----- Dataset extract -----

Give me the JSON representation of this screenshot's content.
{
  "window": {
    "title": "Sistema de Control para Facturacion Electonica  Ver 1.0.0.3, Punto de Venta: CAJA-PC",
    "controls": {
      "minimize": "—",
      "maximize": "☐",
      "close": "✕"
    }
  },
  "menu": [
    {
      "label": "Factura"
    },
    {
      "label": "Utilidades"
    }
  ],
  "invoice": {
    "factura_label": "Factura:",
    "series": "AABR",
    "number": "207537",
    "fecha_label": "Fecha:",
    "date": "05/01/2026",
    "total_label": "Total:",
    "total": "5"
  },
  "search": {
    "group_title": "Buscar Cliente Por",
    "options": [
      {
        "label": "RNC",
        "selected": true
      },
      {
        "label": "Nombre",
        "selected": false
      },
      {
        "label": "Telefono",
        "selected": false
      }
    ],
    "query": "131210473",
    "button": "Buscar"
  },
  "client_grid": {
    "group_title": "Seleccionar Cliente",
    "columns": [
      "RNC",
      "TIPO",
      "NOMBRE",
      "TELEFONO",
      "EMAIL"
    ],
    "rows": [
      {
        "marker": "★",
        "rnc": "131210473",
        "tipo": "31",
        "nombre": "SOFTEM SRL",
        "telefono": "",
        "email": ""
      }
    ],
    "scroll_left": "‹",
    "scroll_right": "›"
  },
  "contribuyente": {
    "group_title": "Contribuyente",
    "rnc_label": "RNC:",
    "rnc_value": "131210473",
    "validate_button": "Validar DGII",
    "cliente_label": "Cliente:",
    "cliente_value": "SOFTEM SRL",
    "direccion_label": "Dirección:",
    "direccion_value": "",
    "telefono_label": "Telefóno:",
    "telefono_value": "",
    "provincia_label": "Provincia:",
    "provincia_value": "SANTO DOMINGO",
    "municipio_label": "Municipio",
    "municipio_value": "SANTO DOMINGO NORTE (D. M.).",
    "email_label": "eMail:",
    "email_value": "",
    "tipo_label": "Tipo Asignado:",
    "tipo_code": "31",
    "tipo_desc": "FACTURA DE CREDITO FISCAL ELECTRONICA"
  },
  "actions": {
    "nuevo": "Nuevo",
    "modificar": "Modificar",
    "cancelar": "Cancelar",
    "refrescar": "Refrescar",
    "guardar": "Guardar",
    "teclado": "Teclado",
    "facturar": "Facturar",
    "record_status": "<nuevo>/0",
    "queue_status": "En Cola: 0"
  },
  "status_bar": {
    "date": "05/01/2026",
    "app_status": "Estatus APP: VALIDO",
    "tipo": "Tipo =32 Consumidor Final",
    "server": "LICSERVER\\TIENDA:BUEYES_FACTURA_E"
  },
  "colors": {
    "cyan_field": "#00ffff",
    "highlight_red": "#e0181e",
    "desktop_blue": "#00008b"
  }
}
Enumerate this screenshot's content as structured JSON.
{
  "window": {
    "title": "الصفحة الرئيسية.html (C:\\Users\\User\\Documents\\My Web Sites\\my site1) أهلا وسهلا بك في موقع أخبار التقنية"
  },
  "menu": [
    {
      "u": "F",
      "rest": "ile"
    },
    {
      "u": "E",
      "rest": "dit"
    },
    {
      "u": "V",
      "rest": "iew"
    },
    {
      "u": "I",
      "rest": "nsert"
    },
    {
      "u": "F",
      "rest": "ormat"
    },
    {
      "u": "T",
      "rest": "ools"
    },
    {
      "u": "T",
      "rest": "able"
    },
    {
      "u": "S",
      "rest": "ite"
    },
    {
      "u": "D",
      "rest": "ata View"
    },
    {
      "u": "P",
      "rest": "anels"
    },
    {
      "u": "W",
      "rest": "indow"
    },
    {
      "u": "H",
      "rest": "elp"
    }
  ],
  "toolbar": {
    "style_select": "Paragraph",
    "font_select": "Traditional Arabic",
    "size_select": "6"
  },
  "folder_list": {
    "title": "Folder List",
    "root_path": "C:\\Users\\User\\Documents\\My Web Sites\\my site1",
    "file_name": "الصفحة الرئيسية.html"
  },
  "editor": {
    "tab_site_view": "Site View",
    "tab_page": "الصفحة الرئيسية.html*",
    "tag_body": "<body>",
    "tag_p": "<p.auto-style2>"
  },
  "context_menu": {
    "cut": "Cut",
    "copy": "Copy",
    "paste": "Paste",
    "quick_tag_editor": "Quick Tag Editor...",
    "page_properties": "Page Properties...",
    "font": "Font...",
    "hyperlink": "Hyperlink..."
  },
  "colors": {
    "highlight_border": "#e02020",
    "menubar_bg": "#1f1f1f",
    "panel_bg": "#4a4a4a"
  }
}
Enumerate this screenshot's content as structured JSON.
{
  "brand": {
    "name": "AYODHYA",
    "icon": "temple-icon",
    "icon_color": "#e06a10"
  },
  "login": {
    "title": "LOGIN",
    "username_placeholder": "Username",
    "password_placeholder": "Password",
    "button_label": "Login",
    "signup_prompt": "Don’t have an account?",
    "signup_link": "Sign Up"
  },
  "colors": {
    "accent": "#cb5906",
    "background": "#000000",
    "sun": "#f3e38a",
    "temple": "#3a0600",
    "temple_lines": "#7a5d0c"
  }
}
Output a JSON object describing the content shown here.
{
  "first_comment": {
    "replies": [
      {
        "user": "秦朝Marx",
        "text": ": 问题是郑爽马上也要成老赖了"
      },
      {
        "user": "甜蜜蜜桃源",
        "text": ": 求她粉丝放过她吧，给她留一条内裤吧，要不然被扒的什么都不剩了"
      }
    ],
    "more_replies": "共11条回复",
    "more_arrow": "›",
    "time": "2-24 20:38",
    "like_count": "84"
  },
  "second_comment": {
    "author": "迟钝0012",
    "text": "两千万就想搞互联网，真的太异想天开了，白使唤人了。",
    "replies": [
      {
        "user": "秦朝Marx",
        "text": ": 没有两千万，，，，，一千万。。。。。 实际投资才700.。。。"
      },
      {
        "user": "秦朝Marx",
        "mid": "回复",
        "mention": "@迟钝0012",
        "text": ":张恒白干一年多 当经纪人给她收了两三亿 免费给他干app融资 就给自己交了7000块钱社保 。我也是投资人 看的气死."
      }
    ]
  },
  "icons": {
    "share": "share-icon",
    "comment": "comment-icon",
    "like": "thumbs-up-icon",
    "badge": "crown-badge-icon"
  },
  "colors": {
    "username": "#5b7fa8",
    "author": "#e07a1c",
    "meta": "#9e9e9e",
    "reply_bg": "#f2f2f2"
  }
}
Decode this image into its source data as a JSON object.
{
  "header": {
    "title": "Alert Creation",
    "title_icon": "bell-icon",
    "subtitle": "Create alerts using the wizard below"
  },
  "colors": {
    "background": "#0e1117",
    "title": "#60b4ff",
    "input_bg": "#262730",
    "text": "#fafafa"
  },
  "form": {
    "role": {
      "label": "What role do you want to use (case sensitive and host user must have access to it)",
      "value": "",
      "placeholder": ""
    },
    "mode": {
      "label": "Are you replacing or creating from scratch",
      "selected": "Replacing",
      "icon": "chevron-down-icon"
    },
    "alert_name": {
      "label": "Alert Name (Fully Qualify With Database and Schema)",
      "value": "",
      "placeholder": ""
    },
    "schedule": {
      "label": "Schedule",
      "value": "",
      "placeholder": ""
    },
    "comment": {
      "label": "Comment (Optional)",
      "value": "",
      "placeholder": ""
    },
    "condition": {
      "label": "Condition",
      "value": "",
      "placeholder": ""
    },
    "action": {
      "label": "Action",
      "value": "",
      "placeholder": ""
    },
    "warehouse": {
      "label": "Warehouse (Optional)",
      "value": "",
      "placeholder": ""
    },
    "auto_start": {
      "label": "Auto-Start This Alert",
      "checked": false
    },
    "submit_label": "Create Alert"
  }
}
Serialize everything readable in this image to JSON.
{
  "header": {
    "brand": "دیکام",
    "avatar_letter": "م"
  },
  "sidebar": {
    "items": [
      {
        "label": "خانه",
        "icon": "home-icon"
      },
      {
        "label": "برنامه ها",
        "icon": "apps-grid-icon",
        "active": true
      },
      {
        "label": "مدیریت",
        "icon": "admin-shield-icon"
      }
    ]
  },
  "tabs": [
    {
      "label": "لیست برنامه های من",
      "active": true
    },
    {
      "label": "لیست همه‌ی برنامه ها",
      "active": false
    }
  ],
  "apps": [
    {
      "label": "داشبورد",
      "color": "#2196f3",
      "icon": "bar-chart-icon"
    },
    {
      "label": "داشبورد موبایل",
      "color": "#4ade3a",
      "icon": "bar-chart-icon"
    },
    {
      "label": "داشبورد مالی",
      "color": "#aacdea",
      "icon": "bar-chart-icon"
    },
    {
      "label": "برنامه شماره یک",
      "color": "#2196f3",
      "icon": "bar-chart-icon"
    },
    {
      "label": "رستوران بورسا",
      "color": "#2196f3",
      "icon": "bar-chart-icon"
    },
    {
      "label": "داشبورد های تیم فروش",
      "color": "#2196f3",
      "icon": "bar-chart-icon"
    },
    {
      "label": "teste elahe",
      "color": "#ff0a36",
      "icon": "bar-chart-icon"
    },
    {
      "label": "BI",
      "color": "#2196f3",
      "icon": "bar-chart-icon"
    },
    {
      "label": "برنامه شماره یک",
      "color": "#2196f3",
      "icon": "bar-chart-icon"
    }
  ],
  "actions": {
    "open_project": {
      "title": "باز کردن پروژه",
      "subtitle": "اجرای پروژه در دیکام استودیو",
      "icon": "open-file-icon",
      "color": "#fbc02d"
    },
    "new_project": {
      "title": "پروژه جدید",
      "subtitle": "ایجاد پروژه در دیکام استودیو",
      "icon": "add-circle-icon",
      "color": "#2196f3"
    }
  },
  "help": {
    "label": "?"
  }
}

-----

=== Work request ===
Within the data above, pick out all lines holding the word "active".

=== Response to this exercise ===
        "active": true
      "active": true
      "active": false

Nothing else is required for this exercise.